App and web page records:
--------------------
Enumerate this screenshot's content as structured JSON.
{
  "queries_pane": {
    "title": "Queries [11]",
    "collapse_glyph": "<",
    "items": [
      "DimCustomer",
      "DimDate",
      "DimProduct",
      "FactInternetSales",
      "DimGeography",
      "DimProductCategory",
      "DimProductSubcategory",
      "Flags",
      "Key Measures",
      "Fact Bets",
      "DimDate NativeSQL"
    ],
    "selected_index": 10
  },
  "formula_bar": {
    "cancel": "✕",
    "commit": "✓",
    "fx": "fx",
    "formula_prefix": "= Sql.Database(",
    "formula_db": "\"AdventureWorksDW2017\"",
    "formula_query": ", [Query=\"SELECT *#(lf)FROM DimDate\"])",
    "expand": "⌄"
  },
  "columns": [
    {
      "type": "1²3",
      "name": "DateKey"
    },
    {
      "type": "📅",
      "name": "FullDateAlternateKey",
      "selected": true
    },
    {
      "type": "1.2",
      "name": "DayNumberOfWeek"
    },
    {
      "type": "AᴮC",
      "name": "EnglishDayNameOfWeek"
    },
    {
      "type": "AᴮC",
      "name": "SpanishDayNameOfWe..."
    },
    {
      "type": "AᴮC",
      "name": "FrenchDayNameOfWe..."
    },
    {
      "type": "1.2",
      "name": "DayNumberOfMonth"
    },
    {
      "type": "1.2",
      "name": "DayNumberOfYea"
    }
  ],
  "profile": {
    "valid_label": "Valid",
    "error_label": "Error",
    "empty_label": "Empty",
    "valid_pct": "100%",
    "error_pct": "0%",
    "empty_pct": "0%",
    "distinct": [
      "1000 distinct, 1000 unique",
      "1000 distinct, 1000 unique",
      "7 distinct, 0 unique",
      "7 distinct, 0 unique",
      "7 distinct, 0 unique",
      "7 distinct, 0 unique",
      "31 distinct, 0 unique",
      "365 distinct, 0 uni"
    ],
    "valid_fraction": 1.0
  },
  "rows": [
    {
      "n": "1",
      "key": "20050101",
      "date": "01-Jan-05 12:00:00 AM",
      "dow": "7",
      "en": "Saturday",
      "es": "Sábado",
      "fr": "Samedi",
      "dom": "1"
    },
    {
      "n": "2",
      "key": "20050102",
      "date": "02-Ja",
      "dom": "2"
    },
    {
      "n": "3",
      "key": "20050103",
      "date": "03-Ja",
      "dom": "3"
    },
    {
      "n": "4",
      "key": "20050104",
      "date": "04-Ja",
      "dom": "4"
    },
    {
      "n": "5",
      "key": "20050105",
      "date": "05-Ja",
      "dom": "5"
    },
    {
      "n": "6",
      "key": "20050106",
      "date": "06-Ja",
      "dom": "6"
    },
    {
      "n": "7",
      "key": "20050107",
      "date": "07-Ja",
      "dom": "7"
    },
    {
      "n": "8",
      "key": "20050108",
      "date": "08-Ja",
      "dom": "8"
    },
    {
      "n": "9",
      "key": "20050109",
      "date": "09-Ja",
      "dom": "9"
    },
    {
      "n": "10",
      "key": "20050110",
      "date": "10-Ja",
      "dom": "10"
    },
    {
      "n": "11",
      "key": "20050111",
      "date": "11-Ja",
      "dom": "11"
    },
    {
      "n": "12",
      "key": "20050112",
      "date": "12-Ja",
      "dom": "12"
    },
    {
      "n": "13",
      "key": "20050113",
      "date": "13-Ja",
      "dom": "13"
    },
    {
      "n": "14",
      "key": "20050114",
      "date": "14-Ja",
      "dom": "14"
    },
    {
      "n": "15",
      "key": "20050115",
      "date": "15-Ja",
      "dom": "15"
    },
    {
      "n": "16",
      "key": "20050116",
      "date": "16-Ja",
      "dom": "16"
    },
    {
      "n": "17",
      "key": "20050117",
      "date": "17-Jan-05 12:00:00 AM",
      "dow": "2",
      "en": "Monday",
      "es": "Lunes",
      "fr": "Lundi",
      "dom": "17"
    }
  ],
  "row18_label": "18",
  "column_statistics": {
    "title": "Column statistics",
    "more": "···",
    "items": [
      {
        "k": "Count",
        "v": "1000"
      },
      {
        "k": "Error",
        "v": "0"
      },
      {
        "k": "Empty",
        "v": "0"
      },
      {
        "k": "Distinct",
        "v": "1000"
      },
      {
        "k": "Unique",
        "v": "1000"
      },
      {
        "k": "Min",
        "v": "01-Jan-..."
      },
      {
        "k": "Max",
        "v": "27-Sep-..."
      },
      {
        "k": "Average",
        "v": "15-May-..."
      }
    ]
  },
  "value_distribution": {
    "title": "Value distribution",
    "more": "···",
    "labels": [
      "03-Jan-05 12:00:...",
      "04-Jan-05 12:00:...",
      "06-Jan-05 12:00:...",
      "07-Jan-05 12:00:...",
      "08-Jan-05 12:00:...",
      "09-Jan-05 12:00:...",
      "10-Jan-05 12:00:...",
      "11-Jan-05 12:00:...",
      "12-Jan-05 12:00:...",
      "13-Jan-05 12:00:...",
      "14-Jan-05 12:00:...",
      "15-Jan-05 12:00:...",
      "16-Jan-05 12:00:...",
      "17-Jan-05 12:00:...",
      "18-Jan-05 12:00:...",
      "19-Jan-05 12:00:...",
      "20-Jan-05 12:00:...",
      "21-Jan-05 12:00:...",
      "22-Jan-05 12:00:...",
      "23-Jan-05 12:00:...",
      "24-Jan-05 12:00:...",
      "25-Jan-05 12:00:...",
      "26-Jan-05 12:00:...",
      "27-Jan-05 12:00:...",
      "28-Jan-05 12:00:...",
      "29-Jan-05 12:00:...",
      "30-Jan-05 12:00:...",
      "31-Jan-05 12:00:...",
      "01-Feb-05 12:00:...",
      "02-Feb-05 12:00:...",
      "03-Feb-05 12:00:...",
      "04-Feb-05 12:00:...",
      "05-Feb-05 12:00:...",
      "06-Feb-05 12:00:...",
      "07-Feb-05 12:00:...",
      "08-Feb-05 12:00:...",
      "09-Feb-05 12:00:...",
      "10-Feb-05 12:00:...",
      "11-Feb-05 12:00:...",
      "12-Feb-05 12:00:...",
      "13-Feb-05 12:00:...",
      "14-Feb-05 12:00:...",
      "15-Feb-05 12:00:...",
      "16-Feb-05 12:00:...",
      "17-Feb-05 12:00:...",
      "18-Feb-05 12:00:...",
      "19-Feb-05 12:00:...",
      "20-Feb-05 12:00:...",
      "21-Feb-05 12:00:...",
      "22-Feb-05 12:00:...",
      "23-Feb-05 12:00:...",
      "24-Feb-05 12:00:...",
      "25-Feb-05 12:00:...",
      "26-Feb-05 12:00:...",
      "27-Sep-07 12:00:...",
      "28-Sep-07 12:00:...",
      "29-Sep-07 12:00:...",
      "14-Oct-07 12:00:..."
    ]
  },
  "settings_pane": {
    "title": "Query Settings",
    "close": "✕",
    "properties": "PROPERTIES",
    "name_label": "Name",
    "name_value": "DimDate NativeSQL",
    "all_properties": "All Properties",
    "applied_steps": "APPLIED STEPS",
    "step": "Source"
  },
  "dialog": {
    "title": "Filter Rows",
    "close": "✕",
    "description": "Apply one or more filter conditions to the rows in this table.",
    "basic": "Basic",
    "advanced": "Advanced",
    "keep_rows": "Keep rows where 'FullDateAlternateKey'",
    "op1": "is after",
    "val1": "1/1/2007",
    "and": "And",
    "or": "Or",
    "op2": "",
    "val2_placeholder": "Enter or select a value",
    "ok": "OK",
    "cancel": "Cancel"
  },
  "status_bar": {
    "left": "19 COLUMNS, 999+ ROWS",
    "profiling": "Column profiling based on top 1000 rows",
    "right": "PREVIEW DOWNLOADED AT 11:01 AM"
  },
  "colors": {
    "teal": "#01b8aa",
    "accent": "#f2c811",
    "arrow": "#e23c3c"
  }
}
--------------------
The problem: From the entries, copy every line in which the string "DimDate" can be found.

Written reply:
      "DimDate",
      "DimDate NativeSQL"
    "formula_query": ", [Query=\"SELECT *#(lf)FROM DimDate\"])",
    "name_value": "DimDate NativeSQL",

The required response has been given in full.